Hundreds packed the grounds of Iolani Palace in 1959 to celebrate Statehood. Sixty years later, opponents believe it was illegal and fraudulent. 

"One of the problems that resulted from the takeover of the Hawaiian kingdom has been the confiscation of our lands by the state of Hawaii and by foreign interest," Leon Siu, minister of foreign affairs, Hawaiian Kingdom, said. 

President Dwight Eisenhower signed the Hawaii Statehood Resolution" into law in March 1959 after it passed Congress. Three months later, Hawaii residents voted on the resolution. 

"The wording of the statehood ballot was "Shall Hawaii immediately be admitted into the union as a state?" The only possible answers were yes and no. No option for independence was provided," Kioni Dudley, Hawaiian Sovereignty activist, said. 

They also say Hawaiian nationalists should've been able to vote instead of any American citizen or military members living on the islands for at least a year. 

"A valid referendum requires that voters give informed consent. But decades of US hiding the facts made informed consent impossible," Poka Laenui, Hawaiian sovereignty activist, said. 

They also want the United Nations to get involved and review historical facts about self-government for Hawaii. 

"They would have to look into that report and look at the claims made in the report as well as other actions prior meeting annexation and the takeover of the Hawaiian kingdom," Siu said. 

Advocates acknowledge benefits of being a part of the U.S. but they say there's more harm than good. 

"We can actually be a better country where the United States not to be in charge and not to be pushing their agenda which is mostly tied with commercial interests," Siu added. 
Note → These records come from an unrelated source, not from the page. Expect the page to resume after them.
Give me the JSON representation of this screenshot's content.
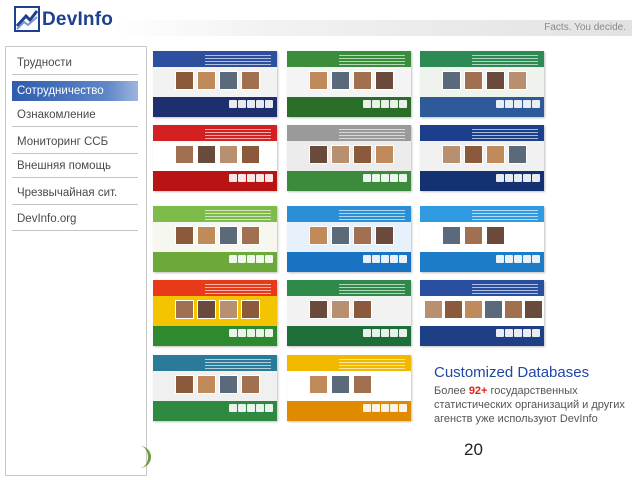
{
  "brand": {
    "name": "DevInfo",
    "tagline": "Facts. You decide."
  },
  "sidebar": {
    "items": [
      {
        "label": "Трудности",
        "active": false
      },
      {
        "label": "Сотрудничество",
        "active": true
      },
      {
        "label": "Ознакомление",
        "active": false
      },
      {
        "label": "Мониторинг ССБ",
        "active": false
      },
      {
        "label": "Внешняя помощь",
        "active": false
      },
      {
        "label": "Чрезвычайная сит.",
        "active": false
      },
      {
        "label": "DevInfo.org",
        "active": false
      }
    ]
  },
  "thumbnails": [
    {
      "name": "thumb-nepal",
      "top": "#2d4f9e",
      "mid": "#f2f2f2",
      "bottom": "#1d2f6e",
      "photos": 4
    },
    {
      "name": "thumb-devinfo-tanzania",
      "top": "#3a8d3a",
      "mid": "#f4f4f4",
      "bottom": "#2a6e2a",
      "photos": 4
    },
    {
      "name": "thumb-urban-info",
      "top": "#2e8a55",
      "mid": "#eef3ee",
      "bottom": "#2f5a9a",
      "photos": 4
    },
    {
      "name": "thumb-red-info",
      "top": "#d42020",
      "mid": "#ffffff",
      "bottom": "#b81414",
      "photos": 4
    },
    {
      "name": "thumb-grey-green",
      "top": "#9a9a9a",
      "mid": "#ececec",
      "bottom": "#3c8a3c",
      "photos": 4
    },
    {
      "name": "thumb-wbg-info",
      "top": "#1b3f8c",
      "mid": "#f1f1f1",
      "bottom": "#143172",
      "photos": 4
    },
    {
      "name": "thumb-green-wave",
      "top": "#7dbb4a",
      "mid": "#f6f8f0",
      "bottom": "#6ca83a",
      "photos": 4
    },
    {
      "name": "thumb-unicef-devinfo",
      "top": "#2a8fd6",
      "mid": "#e6f1fb",
      "bottom": "#1a73c2",
      "photos": 4
    },
    {
      "name": "thumb-unicef-blue",
      "top": "#2f9ae0",
      "mid": "#ffffff",
      "bottom": "#1c7cc8",
      "photos": 3
    },
    {
      "name": "thumb-ethiopia",
      "top": "#e83a18",
      "mid": "#f5c400",
      "bottom": "#2f8a2f",
      "photos": 4
    },
    {
      "name": "thumb-info-green",
      "top": "#2f8a4a",
      "mid": "#f2f2f2",
      "bottom": "#1f6e3a",
      "photos": 3
    },
    {
      "name": "thumb-mdg-info",
      "top": "#2a4fa0",
      "mid": "#ffffff",
      "bottom": "#1e3f86",
      "photos": 6
    },
    {
      "name": "thumb-teal-info",
      "top": "#2a7a9a",
      "mid": "#f0f0f0",
      "bottom": "#2e8a40",
      "photos": 4
    },
    {
      "name": "thumb-orange-info",
      "top": "#f2b800",
      "mid": "#ffffff",
      "bottom": "#e08a00",
      "photos": 3
    }
  ],
  "caption": {
    "title": "Customized Databases",
    "prefix": "Более ",
    "count": "92+",
    "body": " государственных статистических организаций и других агенств уже используют DevInfo"
  },
  "page_number": "20",
  "colors": {
    "accent": "#2f5cae",
    "highlight": "#e0231c",
    "caption_title": "#1f47a8"
  }
}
They would like the Hawaiian Kingdom reinstated as a sovereign independent country so the kingdom flag stands alone once again. The official day Hawaii became a state was August 21, 1959 but Statehood or Admissions Day is observed on the third Friday of every August.